**ACTIVITY**
Quote every line below exactly and skip any picture.

**DATA FOR ANALYSIS**
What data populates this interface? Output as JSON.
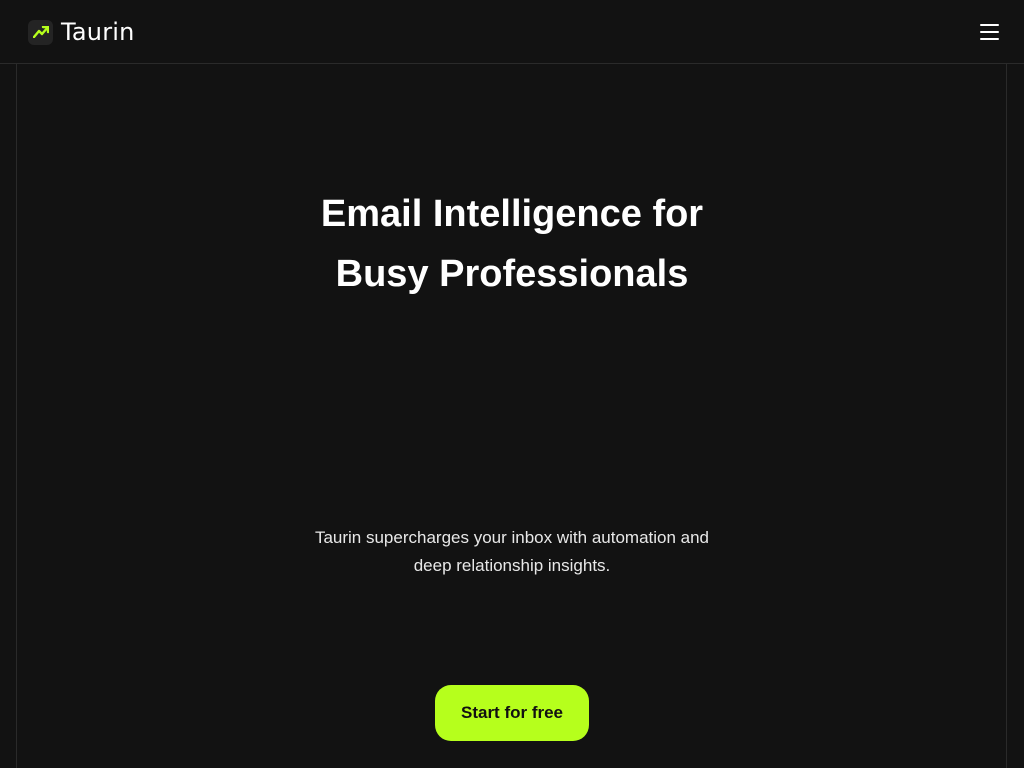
{
  "header": {
    "brand_name": "Taurin",
    "brand_icon": "trend-arrow-icon",
    "menu_icon": "hamburger-menu-icon"
  },
  "hero": {
    "title": "Email Intelligence for Busy Professionals",
    "subtitle": "Taurin supercharges your inbox with automation and deep relationship insights.",
    "cta_label": "Start for free"
  },
  "colors": {
    "background": "#121212",
    "accent": "#b6ff1c",
    "border": "#2a2a2a",
    "text": "#ffffff"
  }
}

**ANSWER BELOW**
What data populates this interface? Output as JSON.
{
  "header": {
    "brand_name": "Taurin",
    "brand_icon": "trend-arrow-icon",
    "menu_icon": "hamburger-menu-icon"
  },
  "hero": {
    "title": "Email Intelligence for Busy Professionals",
    "subtitle": "Taurin supercharges your inbox with automation and deep relationship insights.",
    "cta_label": "Start for free"
  },
  "colors": {
    "background": "#121212",
    "accent": "#b6ff1c",
    "border": "#2a2a2a",
    "text": "#ffffff"
  }
}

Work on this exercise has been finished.